Founded in 1934 and overseeing an endowment of more than $1.65 billion, the foundation recognizes American and Canadian candidates who hold a Ph.D. in chemistry, computational or evolutionary molecular biology, computer science, economics, mathematics, neuroscience, ocean sciences, physics, or a related field.
As stated on the foundation’s website, the Sloan Foundation creates grants in an effort to support innovative research and education initiatives related to science, technology, and economic performance with the goal of improving the quality of American life.
To qualify as a candidate, applicants must undergo a rigorous set of application requirements and have authored an extensive list of scientific publications. According to Fedorchuk’s curriculum vitae, he has published 15 scholarly articles on geometric concepts, object mapping, and the moduli space of curves.
Fedorchuk earned his undergraduate degree in mathematics from the Massachusetts Institute of Technology and later his Ph.D. in mathematics from Harvard University-his dissertation was entitled, “Geometry of Severi Varieties and the Moduli Space of Curves”-and prior to arriving at Boston College he was an assistant professor at Columbia University. Fedorchuk now currently teaches courses and collaboratively researches algebraic geometry at BC.

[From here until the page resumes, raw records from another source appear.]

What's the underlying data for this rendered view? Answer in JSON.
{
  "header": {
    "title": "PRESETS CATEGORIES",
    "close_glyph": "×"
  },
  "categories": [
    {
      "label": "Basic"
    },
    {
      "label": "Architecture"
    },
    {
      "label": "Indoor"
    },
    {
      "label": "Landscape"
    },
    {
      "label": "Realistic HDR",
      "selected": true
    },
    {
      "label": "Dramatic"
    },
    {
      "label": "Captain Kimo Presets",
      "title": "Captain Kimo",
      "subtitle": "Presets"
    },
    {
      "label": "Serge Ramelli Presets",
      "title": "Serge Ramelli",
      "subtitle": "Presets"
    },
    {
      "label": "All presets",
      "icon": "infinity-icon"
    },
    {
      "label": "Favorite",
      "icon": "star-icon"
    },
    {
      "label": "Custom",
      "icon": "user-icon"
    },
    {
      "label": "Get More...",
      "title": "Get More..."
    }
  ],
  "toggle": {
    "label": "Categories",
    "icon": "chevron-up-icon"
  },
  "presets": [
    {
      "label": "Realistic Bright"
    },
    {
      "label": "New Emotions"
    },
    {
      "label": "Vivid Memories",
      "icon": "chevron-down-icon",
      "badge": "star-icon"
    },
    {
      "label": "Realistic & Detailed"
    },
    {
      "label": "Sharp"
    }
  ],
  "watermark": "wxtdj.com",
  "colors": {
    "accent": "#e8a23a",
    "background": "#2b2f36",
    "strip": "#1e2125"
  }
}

Within the realm of algebraic geometry, Fedorchuk studies dimensionality, moduli spaces, and geometric structures. Such conceptual spaces are the constructs Fedorchuk referred to as algebraic geometers.
Fellowships from the Sloan Foundation are supplemented with $50,000 in research funding.
When discussing the work that went into his application and eventual selection for the research fellowship, Fedorchuk credited his award to his colleagues and collaborators, stating that without their contributions his work would not have achieved the recognition it has.
“The collaboration goes back to grad school … I totally owe the fellowship to my collaborators, to people outside of BC, too,” Fedorchuk said. “Again, three letters were written on my behalf … people who are experts in the area wrote on my behalf, and I’m grateful to them-without their support I would not have gotten the fellowship.”
Fedorchuk also helps organize periodic mathematic conferences at BC where professors from colleges throughout Boston are able to share research and collectively address mathematical theory.
“At BC we have an active algebraic geometry group, which includes an assistant professor, Dawei Chen, assistant professor David Treuman, and we also have a visiting assistant professor, Ana Patel,” Fedorchuk said. “And so we have an active seminar where people come here for organized conferences.”
Dawei Chen, an active member within BC’s math research circles, recently garnered financially backed support toward advanced mathematical study through a CAREER award from the National Science Foundation-a five-year, $429,359 grant for his research on Teichmueller dynamics.
David Treumann was also selected as a recipient of a Sloan Fellowship last year. Fedorchuk’s reception of the award marks the third Sloan Fellowship to a BC faculty member since 2012.
Sloan Research Fellowships are awarded for a two-year period, and extension dates can be applied for if all funds are not spent within the two-year period-remaining funds after the extended period must be returned to the foundation.
“The Sloan Fellowship will allow me to devote more time to my research and to collaborate with my colleagues at BC and at other universities,” Fedorchuk said in a statement to the Office of News and Public Affairs.